It is a lawless bunch of items gathered here, mostly free and daring even with decades heaped on their shoulders. Because of Hamilton's taste for the momentous and the stirring, readers are brought James Baldwin's "Notes of a Native Son," Hannah Arendt's "The Concentration Camps," Norman Mailer's "The White Negro," Edmund Blunden's "The Somme Still Flows," Edmund Wilson's "The Wound and the Bow," and T.S. Eliot's "Tradition and the Individual Talent." Less momentous, though no less defining, are Martha Gellhorn's memories of Madrid in 1937 or V.S. Naipaul's fears at the dawn of India's independence, Joan Didion describing the effect of staying too long in New York, Elizabeth Hardwick considering the tawdriness of Oswald and Ruby, A. Alvarez on the poetry of risk, Philip Larkin on the risks of poetry, and Philip Roth on being shaped by baseball. There is also time made for some bijouterie: A.P. Herbert ruing that "we cannot make the bathroom what it ought to be, the supreme and perfect shrine to the supreme moment of the day"; W.H. Auden on the curious appeal of the detective story; Kingsley Amis on the potential discomfort of reading an ESD (explicit sexual description); or E.B. White on being bedazzled by a circus rider. Hamilton has arranged the essays chronologically, allowing the weighty pieces to be buoyed and giving readers sufficient oxygen to proceed through what emerges as a compelling, difficult, terrifying, at times frivolous, but at least here well-mulled, century.

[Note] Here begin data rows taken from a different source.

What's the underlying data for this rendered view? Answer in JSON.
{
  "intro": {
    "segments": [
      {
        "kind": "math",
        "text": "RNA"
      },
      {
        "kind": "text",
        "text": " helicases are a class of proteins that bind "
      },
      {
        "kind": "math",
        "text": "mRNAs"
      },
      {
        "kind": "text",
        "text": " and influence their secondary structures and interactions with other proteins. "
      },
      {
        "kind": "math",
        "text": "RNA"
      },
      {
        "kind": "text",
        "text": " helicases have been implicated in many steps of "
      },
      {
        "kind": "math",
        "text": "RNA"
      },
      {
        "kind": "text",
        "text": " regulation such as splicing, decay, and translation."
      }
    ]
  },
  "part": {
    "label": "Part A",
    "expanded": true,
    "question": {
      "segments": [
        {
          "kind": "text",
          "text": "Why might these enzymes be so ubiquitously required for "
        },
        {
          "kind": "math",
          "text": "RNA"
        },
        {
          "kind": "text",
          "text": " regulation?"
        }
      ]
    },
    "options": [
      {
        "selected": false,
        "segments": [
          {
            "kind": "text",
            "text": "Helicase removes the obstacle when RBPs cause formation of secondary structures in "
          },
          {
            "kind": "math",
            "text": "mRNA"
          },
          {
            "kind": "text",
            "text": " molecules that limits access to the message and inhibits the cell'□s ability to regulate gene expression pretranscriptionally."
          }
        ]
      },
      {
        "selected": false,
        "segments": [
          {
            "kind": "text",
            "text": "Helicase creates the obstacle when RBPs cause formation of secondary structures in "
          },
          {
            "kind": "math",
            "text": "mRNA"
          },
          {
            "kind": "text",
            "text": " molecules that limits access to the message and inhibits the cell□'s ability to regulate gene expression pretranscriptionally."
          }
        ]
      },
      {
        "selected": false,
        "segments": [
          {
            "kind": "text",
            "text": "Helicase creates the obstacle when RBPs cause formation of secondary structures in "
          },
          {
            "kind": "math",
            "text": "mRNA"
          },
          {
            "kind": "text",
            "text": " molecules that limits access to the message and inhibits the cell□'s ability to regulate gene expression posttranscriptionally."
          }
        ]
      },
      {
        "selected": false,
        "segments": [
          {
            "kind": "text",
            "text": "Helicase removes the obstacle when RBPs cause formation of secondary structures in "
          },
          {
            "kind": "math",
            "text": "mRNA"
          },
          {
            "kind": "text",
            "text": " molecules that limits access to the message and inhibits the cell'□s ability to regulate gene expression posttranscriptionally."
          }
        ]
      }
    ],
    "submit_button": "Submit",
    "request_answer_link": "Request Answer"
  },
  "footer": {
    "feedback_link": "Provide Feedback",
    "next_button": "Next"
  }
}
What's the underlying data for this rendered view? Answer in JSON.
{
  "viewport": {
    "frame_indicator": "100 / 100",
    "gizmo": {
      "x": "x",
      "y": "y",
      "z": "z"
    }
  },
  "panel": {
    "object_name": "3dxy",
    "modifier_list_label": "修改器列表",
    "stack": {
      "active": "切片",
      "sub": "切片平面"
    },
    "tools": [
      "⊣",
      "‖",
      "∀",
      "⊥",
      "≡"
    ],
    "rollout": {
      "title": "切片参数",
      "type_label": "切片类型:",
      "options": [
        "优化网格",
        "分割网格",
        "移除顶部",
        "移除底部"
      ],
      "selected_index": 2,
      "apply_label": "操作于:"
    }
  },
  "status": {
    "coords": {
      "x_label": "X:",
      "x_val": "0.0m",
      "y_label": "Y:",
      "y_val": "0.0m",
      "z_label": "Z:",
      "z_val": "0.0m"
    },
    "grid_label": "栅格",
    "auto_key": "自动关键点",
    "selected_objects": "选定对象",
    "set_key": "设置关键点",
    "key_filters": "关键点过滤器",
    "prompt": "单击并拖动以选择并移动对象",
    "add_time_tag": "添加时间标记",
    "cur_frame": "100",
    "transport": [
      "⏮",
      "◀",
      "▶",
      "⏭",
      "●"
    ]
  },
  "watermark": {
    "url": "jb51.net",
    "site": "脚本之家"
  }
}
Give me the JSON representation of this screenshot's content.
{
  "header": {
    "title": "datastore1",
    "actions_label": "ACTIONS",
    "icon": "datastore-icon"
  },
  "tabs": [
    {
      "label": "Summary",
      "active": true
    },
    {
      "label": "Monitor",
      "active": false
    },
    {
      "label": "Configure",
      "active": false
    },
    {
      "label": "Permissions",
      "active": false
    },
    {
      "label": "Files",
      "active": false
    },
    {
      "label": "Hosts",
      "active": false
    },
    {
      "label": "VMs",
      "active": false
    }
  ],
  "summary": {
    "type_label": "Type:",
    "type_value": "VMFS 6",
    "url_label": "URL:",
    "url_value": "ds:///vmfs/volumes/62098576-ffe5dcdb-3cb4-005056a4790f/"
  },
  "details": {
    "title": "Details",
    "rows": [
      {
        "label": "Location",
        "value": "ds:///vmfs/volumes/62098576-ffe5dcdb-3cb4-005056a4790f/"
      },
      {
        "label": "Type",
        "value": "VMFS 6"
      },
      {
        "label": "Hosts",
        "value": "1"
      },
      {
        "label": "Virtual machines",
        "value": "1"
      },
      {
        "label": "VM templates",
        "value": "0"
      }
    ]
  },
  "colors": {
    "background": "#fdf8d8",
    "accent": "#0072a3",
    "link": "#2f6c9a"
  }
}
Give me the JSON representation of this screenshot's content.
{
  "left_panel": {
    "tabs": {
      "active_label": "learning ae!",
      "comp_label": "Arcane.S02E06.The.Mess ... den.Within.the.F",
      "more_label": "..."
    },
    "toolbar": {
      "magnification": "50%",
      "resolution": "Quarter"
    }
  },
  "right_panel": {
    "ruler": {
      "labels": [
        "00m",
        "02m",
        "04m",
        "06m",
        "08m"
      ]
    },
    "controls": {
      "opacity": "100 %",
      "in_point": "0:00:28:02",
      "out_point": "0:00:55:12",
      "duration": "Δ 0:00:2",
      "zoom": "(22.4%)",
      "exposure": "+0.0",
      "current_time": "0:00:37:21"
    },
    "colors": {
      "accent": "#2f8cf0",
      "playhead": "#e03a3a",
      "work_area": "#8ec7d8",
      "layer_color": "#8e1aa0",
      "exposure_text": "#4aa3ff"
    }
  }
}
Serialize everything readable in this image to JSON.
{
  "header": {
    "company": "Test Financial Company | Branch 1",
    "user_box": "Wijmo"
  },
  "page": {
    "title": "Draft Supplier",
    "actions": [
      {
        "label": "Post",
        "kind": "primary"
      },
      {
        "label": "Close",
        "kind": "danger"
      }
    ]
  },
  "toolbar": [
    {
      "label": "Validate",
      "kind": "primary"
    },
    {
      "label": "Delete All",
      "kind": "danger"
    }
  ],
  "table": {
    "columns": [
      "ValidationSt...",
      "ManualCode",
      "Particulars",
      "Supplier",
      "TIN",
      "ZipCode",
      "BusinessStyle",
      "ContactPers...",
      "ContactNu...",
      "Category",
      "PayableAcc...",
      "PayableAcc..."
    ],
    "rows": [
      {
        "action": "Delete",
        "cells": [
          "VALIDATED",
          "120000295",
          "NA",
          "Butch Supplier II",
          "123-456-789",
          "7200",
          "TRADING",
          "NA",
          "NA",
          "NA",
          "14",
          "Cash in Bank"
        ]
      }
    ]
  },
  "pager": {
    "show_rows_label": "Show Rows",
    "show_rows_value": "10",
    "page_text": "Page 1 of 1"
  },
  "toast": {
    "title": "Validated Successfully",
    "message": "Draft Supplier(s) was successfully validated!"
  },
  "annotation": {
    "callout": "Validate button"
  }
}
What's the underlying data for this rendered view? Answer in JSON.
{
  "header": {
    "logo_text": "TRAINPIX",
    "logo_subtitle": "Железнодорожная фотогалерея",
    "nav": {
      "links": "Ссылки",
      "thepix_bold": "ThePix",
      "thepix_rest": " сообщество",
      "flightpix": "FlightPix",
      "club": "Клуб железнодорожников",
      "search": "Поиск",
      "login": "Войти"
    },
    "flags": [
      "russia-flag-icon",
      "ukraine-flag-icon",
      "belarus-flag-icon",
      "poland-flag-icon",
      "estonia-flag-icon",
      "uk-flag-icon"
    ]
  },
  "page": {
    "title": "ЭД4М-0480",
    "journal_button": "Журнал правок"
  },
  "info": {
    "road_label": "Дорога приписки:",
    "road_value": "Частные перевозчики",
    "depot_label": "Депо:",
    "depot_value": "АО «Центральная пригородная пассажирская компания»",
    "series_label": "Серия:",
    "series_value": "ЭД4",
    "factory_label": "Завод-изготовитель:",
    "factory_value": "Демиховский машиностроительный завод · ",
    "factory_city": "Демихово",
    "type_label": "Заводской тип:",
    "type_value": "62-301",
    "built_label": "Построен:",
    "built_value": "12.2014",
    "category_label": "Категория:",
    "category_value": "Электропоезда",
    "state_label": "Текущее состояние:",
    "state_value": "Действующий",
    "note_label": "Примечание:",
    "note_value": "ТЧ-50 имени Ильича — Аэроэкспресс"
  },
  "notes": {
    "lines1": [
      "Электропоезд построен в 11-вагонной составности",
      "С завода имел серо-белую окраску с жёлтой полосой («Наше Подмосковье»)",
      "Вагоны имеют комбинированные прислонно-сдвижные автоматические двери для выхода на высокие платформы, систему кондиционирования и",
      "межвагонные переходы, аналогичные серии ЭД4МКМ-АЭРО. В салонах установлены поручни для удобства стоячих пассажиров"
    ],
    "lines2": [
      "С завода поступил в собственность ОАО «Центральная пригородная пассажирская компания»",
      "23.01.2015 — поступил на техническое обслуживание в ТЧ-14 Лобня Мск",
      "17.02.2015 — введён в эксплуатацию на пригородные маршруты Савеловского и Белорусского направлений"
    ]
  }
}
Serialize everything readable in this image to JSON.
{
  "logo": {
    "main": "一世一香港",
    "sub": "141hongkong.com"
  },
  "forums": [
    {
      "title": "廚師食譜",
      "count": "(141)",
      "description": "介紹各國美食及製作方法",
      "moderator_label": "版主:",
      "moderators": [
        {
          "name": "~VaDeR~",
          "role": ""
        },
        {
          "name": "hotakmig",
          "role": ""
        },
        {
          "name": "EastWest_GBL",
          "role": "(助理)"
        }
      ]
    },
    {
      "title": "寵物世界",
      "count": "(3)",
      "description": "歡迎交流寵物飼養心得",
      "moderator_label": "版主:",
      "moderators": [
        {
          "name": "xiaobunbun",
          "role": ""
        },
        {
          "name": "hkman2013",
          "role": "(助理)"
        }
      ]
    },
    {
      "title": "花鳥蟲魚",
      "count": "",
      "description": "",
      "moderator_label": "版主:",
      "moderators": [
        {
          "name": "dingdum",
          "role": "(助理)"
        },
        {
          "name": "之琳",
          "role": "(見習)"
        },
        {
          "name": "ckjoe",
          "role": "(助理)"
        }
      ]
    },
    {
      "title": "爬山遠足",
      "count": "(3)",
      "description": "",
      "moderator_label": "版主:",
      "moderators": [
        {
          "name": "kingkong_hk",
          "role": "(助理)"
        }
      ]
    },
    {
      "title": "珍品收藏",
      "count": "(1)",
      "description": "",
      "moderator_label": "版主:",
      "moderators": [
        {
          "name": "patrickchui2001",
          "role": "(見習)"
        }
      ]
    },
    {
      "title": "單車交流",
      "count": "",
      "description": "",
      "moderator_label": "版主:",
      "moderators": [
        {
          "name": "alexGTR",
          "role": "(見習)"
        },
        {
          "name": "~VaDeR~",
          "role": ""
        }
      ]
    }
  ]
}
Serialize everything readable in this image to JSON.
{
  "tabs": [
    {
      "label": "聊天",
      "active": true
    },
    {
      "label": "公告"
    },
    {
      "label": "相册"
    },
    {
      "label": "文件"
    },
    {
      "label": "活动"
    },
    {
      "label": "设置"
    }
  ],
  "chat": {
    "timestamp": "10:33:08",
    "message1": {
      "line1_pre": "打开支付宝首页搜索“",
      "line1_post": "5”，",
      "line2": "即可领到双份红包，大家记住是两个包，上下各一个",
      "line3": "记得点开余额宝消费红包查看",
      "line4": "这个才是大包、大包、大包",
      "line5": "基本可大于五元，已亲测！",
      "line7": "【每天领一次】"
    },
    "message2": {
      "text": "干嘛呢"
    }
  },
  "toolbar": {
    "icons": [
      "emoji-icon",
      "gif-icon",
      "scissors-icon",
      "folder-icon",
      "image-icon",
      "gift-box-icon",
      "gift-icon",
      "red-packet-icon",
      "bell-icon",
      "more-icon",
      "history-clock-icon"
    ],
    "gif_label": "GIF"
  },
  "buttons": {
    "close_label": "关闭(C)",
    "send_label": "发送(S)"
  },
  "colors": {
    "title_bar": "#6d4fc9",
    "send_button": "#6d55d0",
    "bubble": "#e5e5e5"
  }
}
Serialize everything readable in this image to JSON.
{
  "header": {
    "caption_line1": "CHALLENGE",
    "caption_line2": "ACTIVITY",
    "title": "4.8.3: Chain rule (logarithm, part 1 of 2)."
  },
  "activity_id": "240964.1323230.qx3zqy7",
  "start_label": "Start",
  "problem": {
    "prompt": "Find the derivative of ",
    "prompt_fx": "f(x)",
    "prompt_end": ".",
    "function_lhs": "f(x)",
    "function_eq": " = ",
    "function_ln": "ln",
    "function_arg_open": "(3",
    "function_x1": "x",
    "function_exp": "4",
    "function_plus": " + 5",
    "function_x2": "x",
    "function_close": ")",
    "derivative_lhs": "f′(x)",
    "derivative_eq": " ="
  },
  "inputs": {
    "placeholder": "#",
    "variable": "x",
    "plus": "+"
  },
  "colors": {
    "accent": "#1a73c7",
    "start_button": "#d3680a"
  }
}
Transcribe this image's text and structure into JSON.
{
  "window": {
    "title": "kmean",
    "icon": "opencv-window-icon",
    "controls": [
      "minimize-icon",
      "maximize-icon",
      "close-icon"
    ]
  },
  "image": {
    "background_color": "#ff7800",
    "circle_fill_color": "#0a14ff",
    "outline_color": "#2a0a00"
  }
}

A welcome anthology, to be kept near at hand and cracked open whenever time permits.